Ammon had long ceased attending Mass, though on his travels, as his wife states, he went to Mass with her and even received Communion. But, “in peace was his bitterness most bitter.” He rejected the “institutional church,” even while he received the Sacrament. The monks at the Holy Trinity monastery with whom he was friends never questioned him, nor would I. Who can understand another, who can read another’s heart?
I do not think that Ammon expected to die, since all felt he was on the way to recovery, so there was no question of his preparing for death in the way of confession or asking for the last rites, or the sacrament of the sick, as this sacrament is now called. In fact, I am not sure if Ammon knew what the sacraments were, or what they were all about, that they were channels of grace. If they had been explained I am sure he would have considered that grace had already been poured out upon him abundantly in the sufferings he had endured in jail. God’s ways are not our ways.
One of Ammon’s favorite quotations from Scripture was, “Let him who is without sin cast the first stone.” And he used it in relation to judges who sat as Judge Julius Hoffman has been sitting all these long months in the Chicago 7 trial.
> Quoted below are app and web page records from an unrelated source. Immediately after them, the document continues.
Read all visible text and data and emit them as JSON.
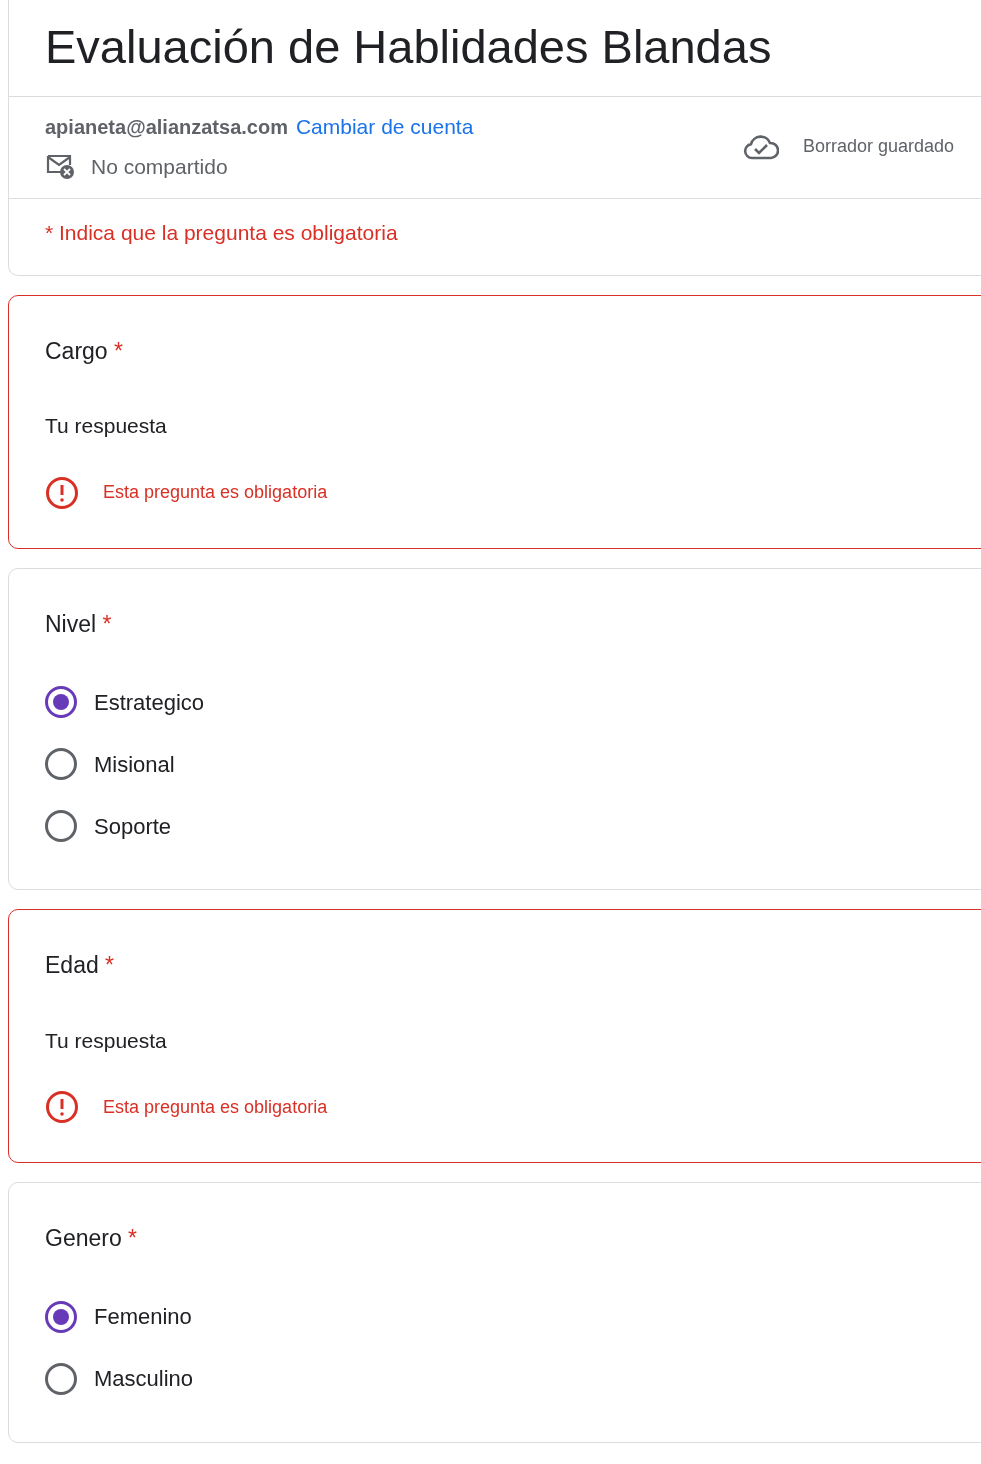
{
  "form": {
    "title": "Evaluación de Hablidades Blandas",
    "account": "apianeta@alianzatsa.com",
    "switch_account": "Cambiar de cuenta",
    "sharing": "No compartido",
    "draft_status": "Borrador guardado",
    "required_note": "* Indica que la pregunta es obligatoria"
  },
  "questions": [
    {
      "kind": "text",
      "title": "Cargo",
      "required_mark": "*",
      "placeholder": "Tu respuesta",
      "error": "Esta pregunta es obligatoria"
    },
    {
      "kind": "radio",
      "title": "Nivel",
      "required_mark": "*",
      "options": [
        {
          "label": "Estrategico",
          "selected": true
        },
        {
          "label": "Misional",
          "selected": false
        },
        {
          "label": "Soporte",
          "selected": false
        }
      ]
    },
    {
      "kind": "text",
      "title": "Edad",
      "required_mark": "*",
      "placeholder": "Tu respuesta",
      "error": "Esta pregunta es obligatoria"
    },
    {
      "kind": "radio",
      "title": "Genero",
      "required_mark": "*",
      "options": [
        {
          "label": "Femenino",
          "selected": true
        },
        {
          "label": "Masculino",
          "selected": false
        }
      ]
    }
  ]
}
But I must admit that Ammon was a great one to judge when it came to priests and bishops, and his words were coarse on many an occasion, so that it was hurtful to me to hear him, loving the Church as I do. But there’s that love-hate business in all of us, and Ammon wanted so much to see priests and bishops and popes stand out strong and courageous against the sin and the horrors and the cruelty of the powers of this world. But we cannot judge him, knowing so well his own strong and courageous will to fight the corruption of the world around him.
This article was reprinted in The Catholic Worker of January 1978 with the following as an introduction.
(Ammon Hennacy was one of the most disciplined individuals ever to come to the Worker. A tireless propagandist, and ardent peace worker, Ammon inspired the Worker in those years to a new level of public witness. Between his street speaking, picketing, his fasts and frequent jailings, he somehow found himself able to respond to any request, including one time, that of a woman who called to find a babysitter for her child while she ran errands. Ammon called himself a Christian Anarchist. An anarchist by his definition, is “someone who doesn’t need a cop to tell him what to do.” For many years he was an associate editor of “The Catholic Worker.” When he grew tired of the city, he moved out west to Salt Lake City, where he died eight years ago this month. Dorothy wrote this article at that time, for the February 1970 issue and she decided that we ought to reprint it this month in Ammon’s memory. Eds. note.)